Malocclusion is an improper fit and alignment of the teeth and jaws. It can be divided into two categories,“crooked teeth” or a “poor bite”.
Malocclusion made be caused by:
Inherited Traits - Traits such as jaw size and tooth size are inherited but they are often in conflict. For example, you may have a small jaw but large teeth which causes crowd-
ing. Conversely, you may have a large jaw and small teeth causing your teeth to be widely spaced or “drift” out of place. Other inherited traits include: missing teeth, teeth that erupt in the wrong place (transposed with other teeth), or congenital defects such as a cleft palate or severely underdeveloped upper or lower jaw.
Oral Habits - Oral habits such as thumb or finger sucking, pacifier use, and possibly mouth breathing are related to malocclusion.
Tooth Loss - Tooth loss from accidents or decay can cause the remaining teeth to drift into new positions. Mild malocclusion causes no functional problems and little cosmetic concern, while severe cases may cause difficulty eating and speaking and can be a source of embarrassment. Crowding is the most common type of malocclusion. In children, early crowding of their permanent teeth may prevent the remaining teeth from coming in properly. However, mild crowding may be corrected naturally as the child’s jaw grows. Your orthodontist will be able to evaluate your specific condition. With or without correction, the teeth have a natural tendency to drift towards the front of the jaw. As a result, 65% of adults eventually end up with crowed, lower front teeth.
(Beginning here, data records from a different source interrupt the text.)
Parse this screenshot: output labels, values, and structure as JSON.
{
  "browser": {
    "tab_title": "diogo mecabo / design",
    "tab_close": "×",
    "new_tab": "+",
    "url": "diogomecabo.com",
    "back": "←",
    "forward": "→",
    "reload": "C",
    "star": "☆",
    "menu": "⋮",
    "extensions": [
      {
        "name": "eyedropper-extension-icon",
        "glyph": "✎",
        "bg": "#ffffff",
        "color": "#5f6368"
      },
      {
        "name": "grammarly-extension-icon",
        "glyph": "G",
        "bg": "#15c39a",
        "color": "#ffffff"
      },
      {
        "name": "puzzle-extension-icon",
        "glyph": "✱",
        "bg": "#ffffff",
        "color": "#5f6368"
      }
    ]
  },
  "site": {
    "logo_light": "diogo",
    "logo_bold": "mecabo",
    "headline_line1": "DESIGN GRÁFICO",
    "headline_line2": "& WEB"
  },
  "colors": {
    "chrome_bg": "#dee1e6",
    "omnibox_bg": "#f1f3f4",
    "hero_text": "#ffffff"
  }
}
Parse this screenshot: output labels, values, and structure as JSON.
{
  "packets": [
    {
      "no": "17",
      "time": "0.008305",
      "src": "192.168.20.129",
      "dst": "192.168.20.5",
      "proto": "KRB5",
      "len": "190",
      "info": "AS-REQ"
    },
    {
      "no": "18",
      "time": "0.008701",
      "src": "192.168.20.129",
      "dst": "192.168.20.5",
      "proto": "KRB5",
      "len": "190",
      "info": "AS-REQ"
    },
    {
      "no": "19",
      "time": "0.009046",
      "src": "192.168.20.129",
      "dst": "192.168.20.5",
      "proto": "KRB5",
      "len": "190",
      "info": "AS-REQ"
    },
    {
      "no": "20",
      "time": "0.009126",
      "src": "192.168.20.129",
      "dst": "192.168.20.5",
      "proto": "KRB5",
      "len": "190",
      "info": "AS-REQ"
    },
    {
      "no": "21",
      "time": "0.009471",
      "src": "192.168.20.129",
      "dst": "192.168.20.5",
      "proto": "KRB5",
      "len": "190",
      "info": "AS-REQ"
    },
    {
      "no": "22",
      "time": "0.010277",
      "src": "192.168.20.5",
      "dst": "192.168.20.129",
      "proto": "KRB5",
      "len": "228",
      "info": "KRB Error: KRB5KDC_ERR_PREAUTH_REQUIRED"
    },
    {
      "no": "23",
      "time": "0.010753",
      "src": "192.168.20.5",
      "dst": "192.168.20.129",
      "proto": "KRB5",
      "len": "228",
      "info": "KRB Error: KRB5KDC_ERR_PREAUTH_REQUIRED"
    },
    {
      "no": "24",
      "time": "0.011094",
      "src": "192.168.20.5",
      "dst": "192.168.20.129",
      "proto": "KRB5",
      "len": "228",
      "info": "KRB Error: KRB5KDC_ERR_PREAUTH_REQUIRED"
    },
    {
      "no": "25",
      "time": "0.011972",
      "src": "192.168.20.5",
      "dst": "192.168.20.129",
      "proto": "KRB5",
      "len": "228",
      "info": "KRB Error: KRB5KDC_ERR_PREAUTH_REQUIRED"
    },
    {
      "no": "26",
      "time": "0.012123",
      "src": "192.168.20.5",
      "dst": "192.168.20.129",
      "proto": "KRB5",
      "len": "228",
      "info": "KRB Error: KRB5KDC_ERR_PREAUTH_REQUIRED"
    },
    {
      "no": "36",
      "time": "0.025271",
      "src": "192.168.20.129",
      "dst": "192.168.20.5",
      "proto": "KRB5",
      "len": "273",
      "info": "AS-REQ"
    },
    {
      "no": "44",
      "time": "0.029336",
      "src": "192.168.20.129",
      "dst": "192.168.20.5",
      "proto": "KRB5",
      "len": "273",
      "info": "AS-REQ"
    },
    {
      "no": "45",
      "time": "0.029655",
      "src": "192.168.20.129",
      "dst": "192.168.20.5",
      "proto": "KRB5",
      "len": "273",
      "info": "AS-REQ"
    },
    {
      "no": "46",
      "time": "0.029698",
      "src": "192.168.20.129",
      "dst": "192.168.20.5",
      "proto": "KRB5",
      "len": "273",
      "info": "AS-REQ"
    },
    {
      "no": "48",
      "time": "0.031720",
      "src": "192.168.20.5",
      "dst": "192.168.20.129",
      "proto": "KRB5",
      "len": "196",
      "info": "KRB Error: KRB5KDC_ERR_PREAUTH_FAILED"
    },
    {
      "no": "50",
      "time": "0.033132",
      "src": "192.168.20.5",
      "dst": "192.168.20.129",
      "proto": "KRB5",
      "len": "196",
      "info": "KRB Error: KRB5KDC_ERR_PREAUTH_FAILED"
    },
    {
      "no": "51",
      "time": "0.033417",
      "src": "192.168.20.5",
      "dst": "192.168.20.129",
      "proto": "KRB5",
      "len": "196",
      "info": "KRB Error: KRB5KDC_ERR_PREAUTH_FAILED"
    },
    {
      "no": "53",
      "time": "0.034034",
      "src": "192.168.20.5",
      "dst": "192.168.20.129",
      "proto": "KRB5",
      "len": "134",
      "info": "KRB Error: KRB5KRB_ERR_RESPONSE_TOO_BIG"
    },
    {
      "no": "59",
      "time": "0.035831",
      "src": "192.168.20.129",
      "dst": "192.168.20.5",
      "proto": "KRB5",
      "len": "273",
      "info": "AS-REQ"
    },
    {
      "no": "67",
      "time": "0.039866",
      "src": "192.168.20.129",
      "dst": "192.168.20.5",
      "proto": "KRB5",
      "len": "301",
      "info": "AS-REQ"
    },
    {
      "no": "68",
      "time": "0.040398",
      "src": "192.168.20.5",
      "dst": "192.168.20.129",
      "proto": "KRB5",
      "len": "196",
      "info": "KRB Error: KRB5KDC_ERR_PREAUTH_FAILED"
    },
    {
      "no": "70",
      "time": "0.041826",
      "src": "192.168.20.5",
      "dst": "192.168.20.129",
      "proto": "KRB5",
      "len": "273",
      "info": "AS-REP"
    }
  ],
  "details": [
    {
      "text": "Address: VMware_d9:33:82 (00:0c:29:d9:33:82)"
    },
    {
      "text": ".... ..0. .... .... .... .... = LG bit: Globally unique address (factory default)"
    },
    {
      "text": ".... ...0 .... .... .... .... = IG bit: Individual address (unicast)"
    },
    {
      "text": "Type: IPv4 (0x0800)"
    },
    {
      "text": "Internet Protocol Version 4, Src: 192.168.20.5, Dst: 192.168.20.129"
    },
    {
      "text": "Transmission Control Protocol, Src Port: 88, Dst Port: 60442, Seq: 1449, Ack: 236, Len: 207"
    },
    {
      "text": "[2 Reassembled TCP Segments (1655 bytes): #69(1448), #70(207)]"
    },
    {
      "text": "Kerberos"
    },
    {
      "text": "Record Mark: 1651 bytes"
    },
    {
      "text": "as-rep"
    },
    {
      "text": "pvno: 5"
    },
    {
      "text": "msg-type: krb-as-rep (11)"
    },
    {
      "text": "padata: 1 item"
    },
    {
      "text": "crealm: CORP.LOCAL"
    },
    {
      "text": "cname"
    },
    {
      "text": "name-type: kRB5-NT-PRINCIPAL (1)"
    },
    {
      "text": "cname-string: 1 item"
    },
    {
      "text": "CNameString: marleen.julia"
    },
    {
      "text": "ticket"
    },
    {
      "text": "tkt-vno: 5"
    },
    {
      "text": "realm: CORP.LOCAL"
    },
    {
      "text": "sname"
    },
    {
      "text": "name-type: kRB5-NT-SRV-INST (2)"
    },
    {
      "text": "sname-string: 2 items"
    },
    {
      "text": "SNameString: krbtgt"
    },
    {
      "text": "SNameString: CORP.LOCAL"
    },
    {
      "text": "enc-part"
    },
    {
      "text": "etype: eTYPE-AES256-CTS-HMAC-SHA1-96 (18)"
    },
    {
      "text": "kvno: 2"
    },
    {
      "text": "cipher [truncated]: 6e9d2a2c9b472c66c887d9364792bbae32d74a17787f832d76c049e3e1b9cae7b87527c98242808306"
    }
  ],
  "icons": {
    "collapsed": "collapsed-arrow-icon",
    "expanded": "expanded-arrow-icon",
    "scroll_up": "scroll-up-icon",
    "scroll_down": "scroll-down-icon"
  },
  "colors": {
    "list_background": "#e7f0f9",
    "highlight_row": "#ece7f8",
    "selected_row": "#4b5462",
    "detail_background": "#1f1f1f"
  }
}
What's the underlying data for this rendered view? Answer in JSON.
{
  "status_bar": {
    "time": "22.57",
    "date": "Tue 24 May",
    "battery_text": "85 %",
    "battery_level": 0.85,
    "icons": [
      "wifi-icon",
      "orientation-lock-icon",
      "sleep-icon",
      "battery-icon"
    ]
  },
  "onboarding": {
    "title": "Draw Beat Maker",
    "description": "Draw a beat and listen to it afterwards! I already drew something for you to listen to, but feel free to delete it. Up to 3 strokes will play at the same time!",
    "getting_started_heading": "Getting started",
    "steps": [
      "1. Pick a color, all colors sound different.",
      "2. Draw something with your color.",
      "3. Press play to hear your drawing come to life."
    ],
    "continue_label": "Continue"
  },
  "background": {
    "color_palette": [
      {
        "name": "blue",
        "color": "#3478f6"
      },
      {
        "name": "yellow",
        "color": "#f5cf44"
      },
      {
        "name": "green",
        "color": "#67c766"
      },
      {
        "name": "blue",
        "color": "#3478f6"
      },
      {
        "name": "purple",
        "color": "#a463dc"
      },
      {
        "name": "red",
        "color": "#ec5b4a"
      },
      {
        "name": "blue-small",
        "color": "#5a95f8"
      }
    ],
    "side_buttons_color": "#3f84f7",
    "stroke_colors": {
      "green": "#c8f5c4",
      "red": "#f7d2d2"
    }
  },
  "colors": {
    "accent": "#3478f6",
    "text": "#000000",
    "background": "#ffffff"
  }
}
The most common symptom of malocclusion is crooked or protruding teeth. Physical symptoms of malocclusion are rare; however, you can look for the following:
• In children, permanent teeth may come in (erupt) out of their normal position
• Difficulty in chewing due to bite alignment
• Biting the cheeks or the roof of the mouth
• Speech difficulties
• Pain in the jaws or facial muscles
• In adults, symptoms will remain the same or worsen over the years. To be sure it is recommended to have your dentist assess your bite.
Don’t want to be a “metal-mouth”? Today’s orthodontists can often offer adults and children a selection of aesthetically pleasing options. These include “invisible” braces, clear braces and wires and may also include appliances worn only at night or on a limited basis. Ask your orthodontist about the pro and cons of these options for your condition.